To help you stay informed, we rounded up some of the most authoritative air quality reports you should read.
- Indoor Particulate Matter (EPA)
- The Inside Story: A Guide to Indoor Air Quality (EPA)
- Air Cleaners and Air Filters in the Home (EPA)
- Care for Your Air: A Guide to Indoor Air Quality (EPA)
- Guide to Air Cleaners in the Home (EPA)
- Indoor Air Quality and Health Outcomes in Employees Working from Home during the COVID-19 Pandemic: A Pilot Study
- Measurement of Ultrafine Particles and Other Air Pollutants Emitted by Cooking Activities
- Indoor Air Pollution, Related Human Diseases, and Recent Trends in the Control and Improvement of Indoor Air Quality
- Overview of HOMEChem: House Observations of Microbial and Environmental Chemistry
A Cleaner Future
Concerns over indoor air quality are not new. Historians speculate that early humans likely struggled to contain combustion contamination from fires in caves, and have found notations documenting the effects of airborne dust on health dating back thousands of years.
While the dwellings have changed since antiquity, the basic facts around indoor air quality have not. Indoor spaces are complex habitats, consisting of a physical building, environmental setting, HVAC system, and air pathways, as well as occupants and their activities. COVID-19 has made apparent the lack of proper ventilation infrastructure in public and private buildings, but has also placed air quality issues at the center of the public health conversation.
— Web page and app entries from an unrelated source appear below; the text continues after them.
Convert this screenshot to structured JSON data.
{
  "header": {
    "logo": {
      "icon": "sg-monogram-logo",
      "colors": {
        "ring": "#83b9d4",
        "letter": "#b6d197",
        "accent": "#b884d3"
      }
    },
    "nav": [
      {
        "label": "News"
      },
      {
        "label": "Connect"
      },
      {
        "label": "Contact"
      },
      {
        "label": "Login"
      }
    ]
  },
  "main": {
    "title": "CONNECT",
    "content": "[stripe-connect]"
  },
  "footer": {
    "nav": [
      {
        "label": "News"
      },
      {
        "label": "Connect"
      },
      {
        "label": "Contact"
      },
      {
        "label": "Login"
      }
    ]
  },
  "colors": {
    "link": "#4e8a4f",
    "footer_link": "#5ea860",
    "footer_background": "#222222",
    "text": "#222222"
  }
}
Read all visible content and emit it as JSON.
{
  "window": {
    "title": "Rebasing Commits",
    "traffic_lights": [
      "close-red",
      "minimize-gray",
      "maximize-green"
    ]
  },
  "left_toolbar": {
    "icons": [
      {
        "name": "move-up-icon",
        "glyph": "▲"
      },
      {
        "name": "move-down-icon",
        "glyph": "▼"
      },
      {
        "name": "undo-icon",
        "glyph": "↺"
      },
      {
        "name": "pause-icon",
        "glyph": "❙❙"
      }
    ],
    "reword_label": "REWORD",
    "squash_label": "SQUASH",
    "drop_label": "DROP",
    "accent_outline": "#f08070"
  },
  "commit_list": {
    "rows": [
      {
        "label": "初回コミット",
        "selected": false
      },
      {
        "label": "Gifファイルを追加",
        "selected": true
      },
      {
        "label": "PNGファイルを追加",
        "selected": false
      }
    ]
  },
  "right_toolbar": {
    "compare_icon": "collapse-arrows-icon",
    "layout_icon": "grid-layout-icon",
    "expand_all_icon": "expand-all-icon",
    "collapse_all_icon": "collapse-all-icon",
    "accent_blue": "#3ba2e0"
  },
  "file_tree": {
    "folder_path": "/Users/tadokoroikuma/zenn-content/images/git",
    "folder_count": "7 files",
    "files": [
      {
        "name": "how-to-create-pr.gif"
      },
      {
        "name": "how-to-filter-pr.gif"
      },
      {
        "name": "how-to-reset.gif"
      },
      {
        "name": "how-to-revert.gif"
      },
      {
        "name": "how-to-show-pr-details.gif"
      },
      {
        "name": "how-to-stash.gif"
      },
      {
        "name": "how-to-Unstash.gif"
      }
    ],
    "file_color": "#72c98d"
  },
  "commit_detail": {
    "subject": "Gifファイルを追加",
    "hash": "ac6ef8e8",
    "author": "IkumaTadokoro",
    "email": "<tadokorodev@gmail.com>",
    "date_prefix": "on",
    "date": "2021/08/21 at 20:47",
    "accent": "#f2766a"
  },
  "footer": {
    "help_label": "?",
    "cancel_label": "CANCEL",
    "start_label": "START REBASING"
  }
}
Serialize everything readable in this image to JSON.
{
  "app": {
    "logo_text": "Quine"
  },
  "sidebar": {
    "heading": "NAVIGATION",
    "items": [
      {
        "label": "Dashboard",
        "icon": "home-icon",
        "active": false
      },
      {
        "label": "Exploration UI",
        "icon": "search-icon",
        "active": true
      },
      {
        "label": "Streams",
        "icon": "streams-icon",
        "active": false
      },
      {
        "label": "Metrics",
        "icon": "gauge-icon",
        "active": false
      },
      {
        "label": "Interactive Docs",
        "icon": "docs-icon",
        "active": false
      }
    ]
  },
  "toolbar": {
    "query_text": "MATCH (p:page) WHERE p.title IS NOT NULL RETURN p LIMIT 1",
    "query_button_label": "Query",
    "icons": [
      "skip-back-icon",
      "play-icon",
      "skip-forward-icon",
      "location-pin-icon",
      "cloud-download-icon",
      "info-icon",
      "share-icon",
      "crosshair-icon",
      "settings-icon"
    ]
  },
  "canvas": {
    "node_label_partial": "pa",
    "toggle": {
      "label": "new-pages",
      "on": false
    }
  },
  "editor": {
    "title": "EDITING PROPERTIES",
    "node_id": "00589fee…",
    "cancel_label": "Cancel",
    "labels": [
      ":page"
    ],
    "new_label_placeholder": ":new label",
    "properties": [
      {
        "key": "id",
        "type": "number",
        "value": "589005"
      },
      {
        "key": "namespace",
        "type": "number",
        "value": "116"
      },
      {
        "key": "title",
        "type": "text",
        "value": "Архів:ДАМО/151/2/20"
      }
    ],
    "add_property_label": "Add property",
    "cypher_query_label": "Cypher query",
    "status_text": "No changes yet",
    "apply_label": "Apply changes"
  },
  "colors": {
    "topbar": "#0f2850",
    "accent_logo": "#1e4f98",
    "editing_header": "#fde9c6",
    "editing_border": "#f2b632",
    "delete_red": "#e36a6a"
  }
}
As indoor air quality becomes more relevant, staying informed becomes all the more important.